### SOURCE RECORDS ###

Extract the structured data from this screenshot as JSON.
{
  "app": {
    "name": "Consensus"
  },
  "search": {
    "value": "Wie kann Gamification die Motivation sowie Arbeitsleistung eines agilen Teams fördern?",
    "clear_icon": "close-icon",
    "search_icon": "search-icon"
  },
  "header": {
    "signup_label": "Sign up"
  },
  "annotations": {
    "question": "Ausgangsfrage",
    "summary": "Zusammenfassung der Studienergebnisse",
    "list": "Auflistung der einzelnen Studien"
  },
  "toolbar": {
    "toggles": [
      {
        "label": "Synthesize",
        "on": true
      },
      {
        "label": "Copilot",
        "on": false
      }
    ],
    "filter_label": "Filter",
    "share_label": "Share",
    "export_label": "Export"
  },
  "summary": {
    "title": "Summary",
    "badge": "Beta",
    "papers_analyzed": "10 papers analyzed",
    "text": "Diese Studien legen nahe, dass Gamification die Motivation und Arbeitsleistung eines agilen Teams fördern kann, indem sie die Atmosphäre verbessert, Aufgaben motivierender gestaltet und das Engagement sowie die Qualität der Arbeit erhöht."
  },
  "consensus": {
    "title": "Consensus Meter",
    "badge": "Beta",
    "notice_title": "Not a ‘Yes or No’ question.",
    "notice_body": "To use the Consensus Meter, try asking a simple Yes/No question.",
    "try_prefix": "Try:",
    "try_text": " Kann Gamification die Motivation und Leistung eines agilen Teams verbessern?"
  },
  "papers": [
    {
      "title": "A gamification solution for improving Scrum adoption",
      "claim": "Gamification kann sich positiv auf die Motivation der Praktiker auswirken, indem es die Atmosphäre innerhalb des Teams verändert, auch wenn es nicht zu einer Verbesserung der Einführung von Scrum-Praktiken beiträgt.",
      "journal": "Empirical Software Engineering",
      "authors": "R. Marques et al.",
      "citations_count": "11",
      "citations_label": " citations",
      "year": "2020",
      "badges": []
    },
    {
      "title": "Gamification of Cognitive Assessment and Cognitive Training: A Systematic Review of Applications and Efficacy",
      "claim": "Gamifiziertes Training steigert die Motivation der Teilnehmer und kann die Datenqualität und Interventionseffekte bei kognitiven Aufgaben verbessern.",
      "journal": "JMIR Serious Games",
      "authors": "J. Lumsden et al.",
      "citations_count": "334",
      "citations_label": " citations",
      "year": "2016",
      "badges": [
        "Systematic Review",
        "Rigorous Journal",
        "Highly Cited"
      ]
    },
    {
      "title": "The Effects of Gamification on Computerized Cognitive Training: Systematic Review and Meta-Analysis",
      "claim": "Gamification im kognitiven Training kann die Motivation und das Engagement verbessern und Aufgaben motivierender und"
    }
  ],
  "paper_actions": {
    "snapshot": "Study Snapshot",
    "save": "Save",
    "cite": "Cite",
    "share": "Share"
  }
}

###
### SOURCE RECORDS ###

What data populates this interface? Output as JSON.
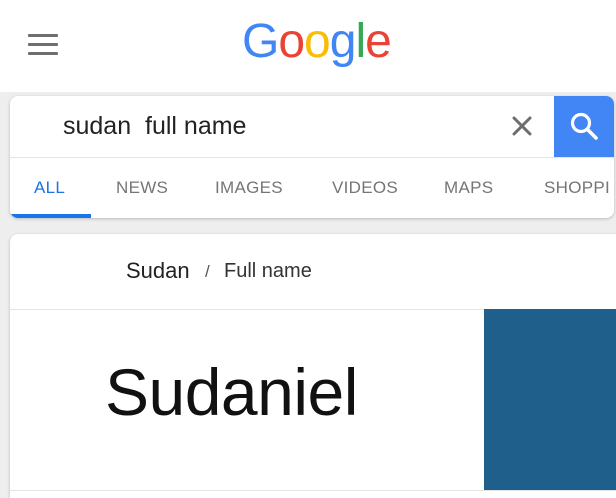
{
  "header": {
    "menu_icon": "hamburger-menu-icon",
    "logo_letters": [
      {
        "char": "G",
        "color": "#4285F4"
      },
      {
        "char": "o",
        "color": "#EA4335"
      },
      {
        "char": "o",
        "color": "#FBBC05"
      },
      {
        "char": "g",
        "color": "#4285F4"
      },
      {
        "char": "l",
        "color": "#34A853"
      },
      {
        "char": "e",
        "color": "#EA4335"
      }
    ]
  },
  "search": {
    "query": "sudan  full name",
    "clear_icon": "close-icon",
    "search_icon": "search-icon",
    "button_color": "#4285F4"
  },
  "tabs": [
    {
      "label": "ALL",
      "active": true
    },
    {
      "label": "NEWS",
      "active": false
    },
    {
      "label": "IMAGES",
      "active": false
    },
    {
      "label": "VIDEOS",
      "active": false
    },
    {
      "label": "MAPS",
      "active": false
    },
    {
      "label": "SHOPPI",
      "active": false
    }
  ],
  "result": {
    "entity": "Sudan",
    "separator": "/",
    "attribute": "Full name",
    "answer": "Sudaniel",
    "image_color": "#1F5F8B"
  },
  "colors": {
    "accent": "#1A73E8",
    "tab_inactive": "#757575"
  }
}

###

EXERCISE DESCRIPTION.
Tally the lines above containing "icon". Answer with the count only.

EXERCISE SOLUTION.
5